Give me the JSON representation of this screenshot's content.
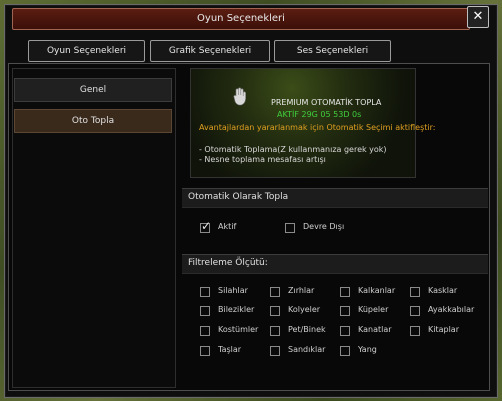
{
  "window": {
    "title": "Oyun Seçenekleri",
    "close_glyph": "✕"
  },
  "tabs": [
    {
      "label": "Oyun Seçenekleri"
    },
    {
      "label": "Grafik Seçenekleri"
    },
    {
      "label": "Ses Seçenekleri"
    }
  ],
  "sidebar": {
    "items": [
      {
        "label": "Genel"
      },
      {
        "label": "Oto Topla"
      }
    ]
  },
  "banner": {
    "title": "PREMIUM OTOMATİK TOPLA",
    "status": "AKTİF 29G 05 53D 0s",
    "desc": "Avantajlardan yararlanmak için Otomatik Seçimi aktifleştir:",
    "bullets": [
      "- Otomatik Toplama(Z kullanmanıza gerek yok)",
      "- Nesne toplama mesafası artışı"
    ]
  },
  "auto_collect": {
    "heading": "Otomatik Olarak Topla",
    "options": [
      {
        "label": "Aktif",
        "checked": true
      },
      {
        "label": "Devre Dışı",
        "checked": false
      }
    ]
  },
  "filter": {
    "heading": "Filtreleme Ölçütü:",
    "items": [
      {
        "label": "Silahlar"
      },
      {
        "label": "Zırhlar"
      },
      {
        "label": "Kalkanlar"
      },
      {
        "label": "Kasklar"
      },
      {
        "label": "Bilezikler"
      },
      {
        "label": "Kolyeler"
      },
      {
        "label": "Küpeler"
      },
      {
        "label": "Ayakkabılar"
      },
      {
        "label": "Kostümler"
      },
      {
        "label": "Pet/Binek"
      },
      {
        "label": "Kanatlar"
      },
      {
        "label": "Kitaplar"
      },
      {
        "label": "Taşlar"
      },
      {
        "label": "Sandıklar"
      },
      {
        "label": "Yang"
      }
    ]
  },
  "colors": {
    "status_green": "#3ecf3e",
    "desc_orange": "#e0a020"
  }
}
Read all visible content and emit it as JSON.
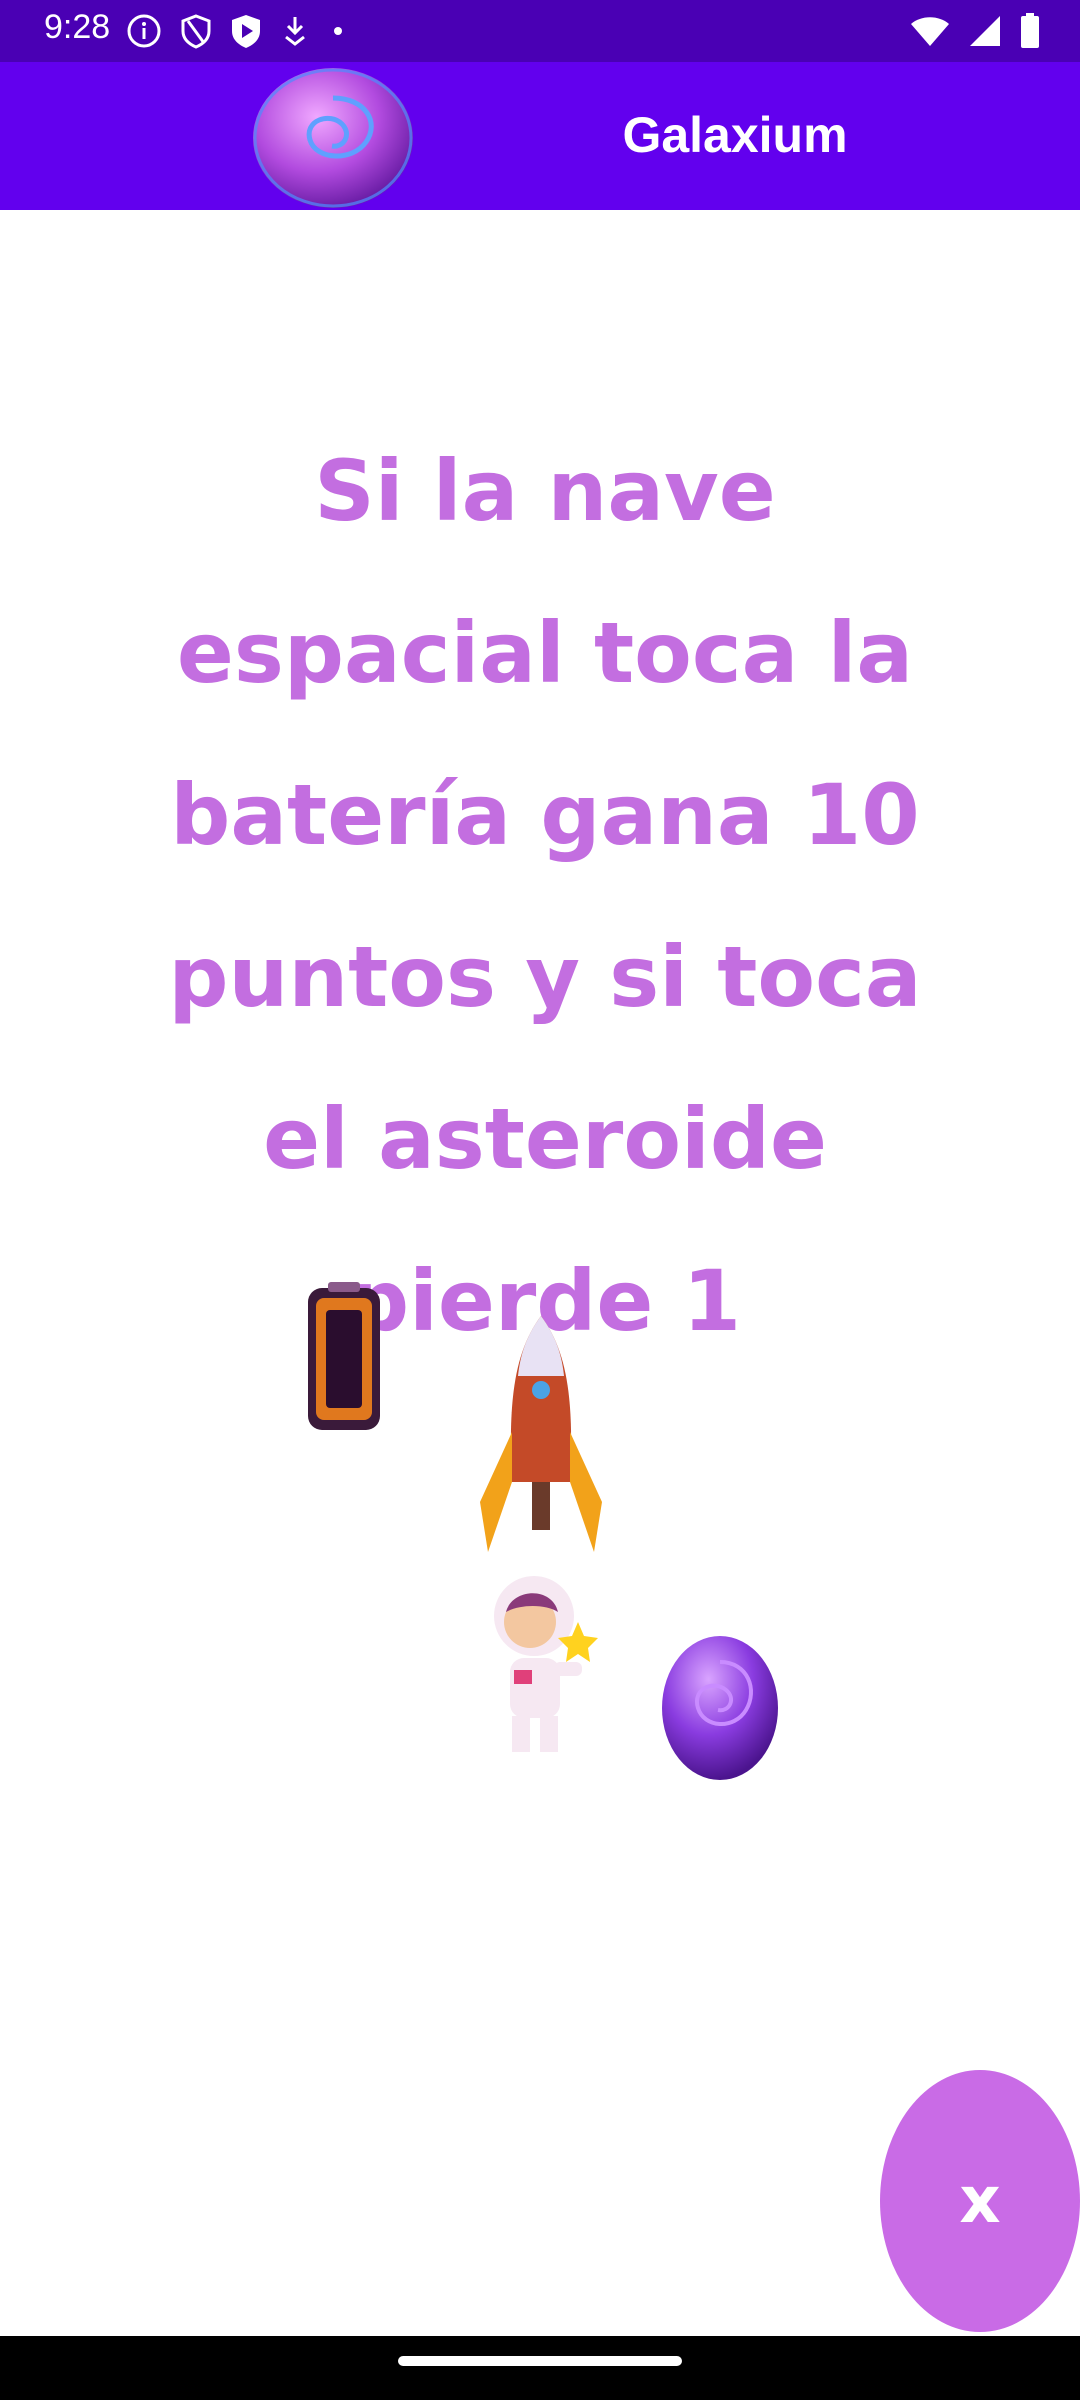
{
  "status_bar": {
    "time": "9:28",
    "icons": [
      "info-icon",
      "shield-icon",
      "play-protect-icon",
      "download-icon",
      "dot-icon",
      "wifi-icon",
      "signal-icon",
      "battery-icon"
    ]
  },
  "app_bar": {
    "title": "Galaxium",
    "logo_icon": "planet-logo"
  },
  "instructions": {
    "text": "Si la nave espacial toca la batería gana 10 puntos y si toca el asteroide pierde 1"
  },
  "sprites": [
    "battery-sprite",
    "rocket-sprite",
    "astronaut-sprite",
    "asteroid-sprite"
  ],
  "close_button": {
    "label": "x"
  },
  "colors": {
    "status_bar": "#4a00b4",
    "app_bar": "#6200ee",
    "accent_text": "#c36ee0",
    "close_button": "#c96be6"
  }
}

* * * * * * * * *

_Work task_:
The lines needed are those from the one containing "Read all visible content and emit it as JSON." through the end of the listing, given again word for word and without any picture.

_Expected output_:
Read all visible content and emit it as JSON.
{
  "status_bar": {
    "time": "9:28",
    "icons": [
      "info-icon",
      "shield-icon",
      "play-protect-icon",
      "download-icon",
      "dot-icon",
      "wifi-icon",
      "signal-icon",
      "battery-icon"
    ]
  },
  "app_bar": {
    "title": "Galaxium",
    "logo_icon": "planet-logo"
  },
  "instructions": {
    "text": "Si la nave espacial toca la batería gana 10 puntos y si toca el asteroide pierde 1"
  },
  "sprites": [
    "battery-sprite",
    "rocket-sprite",
    "astronaut-sprite",
    "asteroid-sprite"
  ],
  "close_button": {
    "label": "x"
  },
  "colors": {
    "status_bar": "#4a00b4",
    "app_bar": "#6200ee",
    "accent_text": "#c36ee0",
    "close_button": "#c96be6"
  }
}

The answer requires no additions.